**DESCRIPTION OF THE TASK:** Write out all records as given; omit images.

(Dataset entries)
===
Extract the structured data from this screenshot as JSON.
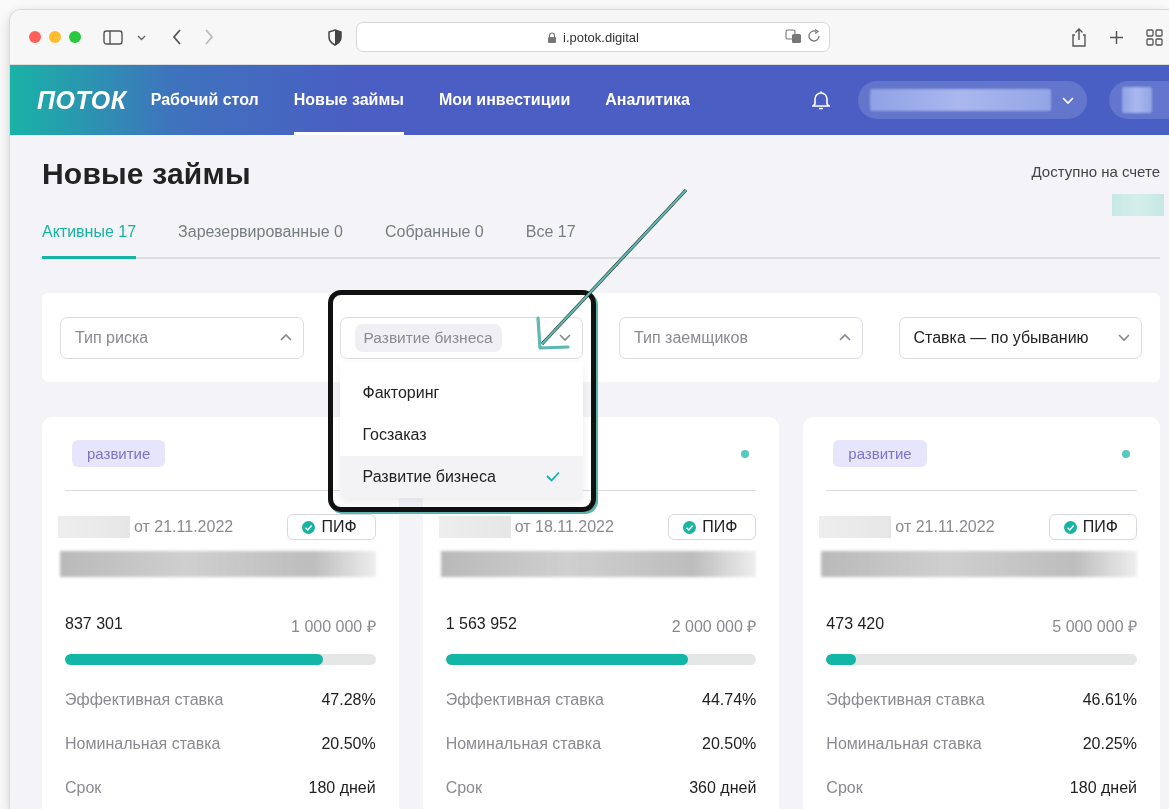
{
  "browser": {
    "url": "i.potok.digital"
  },
  "nav": {
    "logo": "ПОТОК",
    "items": [
      {
        "label": "Рабочий стол",
        "selected": false
      },
      {
        "label": "Новые займы",
        "selected": true
      },
      {
        "label": "Мои инвестиции",
        "selected": false
      },
      {
        "label": "Аналитика",
        "selected": false
      }
    ]
  },
  "page": {
    "title": "Новые займы",
    "balance_label": "Доступно на счете"
  },
  "tabs": [
    {
      "label": "Активные 17",
      "selected": true
    },
    {
      "label": "Зарезервированные 0",
      "selected": false
    },
    {
      "label": "Собранные 0",
      "selected": false
    },
    {
      "label": "Все 17",
      "selected": false
    }
  ],
  "filters": [
    {
      "kind": "select",
      "placeholder": "Тип риска",
      "chevron_up": true
    },
    {
      "kind": "chips",
      "chip": "Развитие бизнеса",
      "chevron_up": false,
      "expanded": true,
      "options": [
        {
          "label": "Факторинг",
          "selected": false
        },
        {
          "label": "Госзаказ",
          "selected": false
        },
        {
          "label": "Развитие бизнеса",
          "selected": true
        }
      ]
    },
    {
      "kind": "select",
      "placeholder": "Тип заемщиков",
      "chevron_up": true
    },
    {
      "kind": "select",
      "value": "Ставка — по убыванию",
      "chevron_up": false
    }
  ],
  "cards": [
    {
      "tag": "развитие",
      "date": "от 21.11.2022",
      "badge": "ПИФ",
      "raised": "837 301",
      "target": "1 000 000 ₽",
      "level": 0.83,
      "rows": [
        {
          "label": "Эффективная ставка",
          "value": "47.28%"
        },
        {
          "label": "Номинальная ставка",
          "value": "20.50%"
        },
        {
          "label": "Срок",
          "value": "180 дней"
        }
      ]
    },
    {
      "status_dot": true,
      "date": "от 18.11.2022",
      "badge": "ПИФ",
      "raised": "1 563 952",
      "target": "2 000 000 ₽",
      "level": 0.78,
      "rows": [
        {
          "label": "Эффективная ставка",
          "value": "44.74%"
        },
        {
          "label": "Номинальная ставка",
          "value": "20.50%"
        },
        {
          "label": "Срок",
          "value": "360 дней"
        }
      ]
    },
    {
      "tag": "развитие",
      "status_dot": true,
      "date": "от 21.11.2022",
      "badge": "ПИФ",
      "raised": "473 420",
      "target": "5 000 000 ₽",
      "level": 0.095,
      "rows": [
        {
          "label": "Эффективная ставка",
          "value": "46.61%"
        },
        {
          "label": "Номинальная ставка",
          "value": "20.25%"
        },
        {
          "label": "Срок",
          "value": "180 дней"
        }
      ]
    }
  ],
  "annotation": {
    "frame": true,
    "arrow": true
  }
}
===
**WRITTEN SOLUTION:**
Extract the structured data from this screenshot as JSON.
{
  "browser": {
    "url": "i.potok.digital"
  },
  "nav": {
    "logo": "ПОТОК",
    "items": [
      {
        "label": "Рабочий стол",
        "selected": false
      },
      {
        "label": "Новые займы",
        "selected": true
      },
      {
        "label": "Мои инвестиции",
        "selected": false
      },
      {
        "label": "Аналитика",
        "selected": false
      }
    ]
  },
  "page": {
    "title": "Новые займы",
    "balance_label": "Доступно на счете"
  },
  "tabs": [
    {
      "label": "Активные 17",
      "selected": true
    },
    {
      "label": "Зарезервированные 0",
      "selected": false
    },
    {
      "label": "Собранные 0",
      "selected": false
    },
    {
      "label": "Все 17",
      "selected": false
    }
  ],
  "filters": [
    {
      "kind": "select",
      "placeholder": "Тип риска",
      "chevron_up": true
    },
    {
      "kind": "chips",
      "chip": "Развитие бизнеса",
      "chevron_up": false,
      "expanded": true,
      "options": [
        {
          "label": "Факторинг",
          "selected": false
        },
        {
          "label": "Госзаказ",
          "selected": false
        },
        {
          "label": "Развитие бизнеса",
          "selected": true
        }
      ]
    },
    {
      "kind": "select",
      "placeholder": "Тип заемщиков",
      "chevron_up": true
    },
    {
      "kind": "select",
      "value": "Ставка — по убыванию",
      "chevron_up": false
    }
  ],
  "cards": [
    {
      "tag": "развитие",
      "date": "от 21.11.2022",
      "badge": "ПИФ",
      "raised": "837 301",
      "target": "1 000 000 ₽",
      "level": 0.83,
      "rows": [
        {
          "label": "Эффективная ставка",
          "value": "47.28%"
        },
        {
          "label": "Номинальная ставка",
          "value": "20.50%"
        },
        {
          "label": "Срок",
          "value": "180 дней"
        }
      ]
    },
    {
      "status_dot": true,
      "date": "от 18.11.2022",
      "badge": "ПИФ",
      "raised": "1 563 952",
      "target": "2 000 000 ₽",
      "level": 0.78,
      "rows": [
        {
          "label": "Эффективная ставка",
          "value": "44.74%"
        },
        {
          "label": "Номинальная ставка",
          "value": "20.50%"
        },
        {
          "label": "Срок",
          "value": "360 дней"
        }
      ]
    },
    {
      "tag": "развитие",
      "status_dot": true,
      "date": "от 21.11.2022",
      "badge": "ПИФ",
      "raised": "473 420",
      "target": "5 000 000 ₽",
      "level": 0.095,
      "rows": [
        {
          "label": "Эффективная ставка",
          "value": "46.61%"
        },
        {
          "label": "Номинальная ставка",
          "value": "20.25%"
        },
        {
          "label": "Срок",
          "value": "180 дней"
        }
      ]
    }
  ],
  "annotation": {
    "frame": true,
    "arrow": true
  }
}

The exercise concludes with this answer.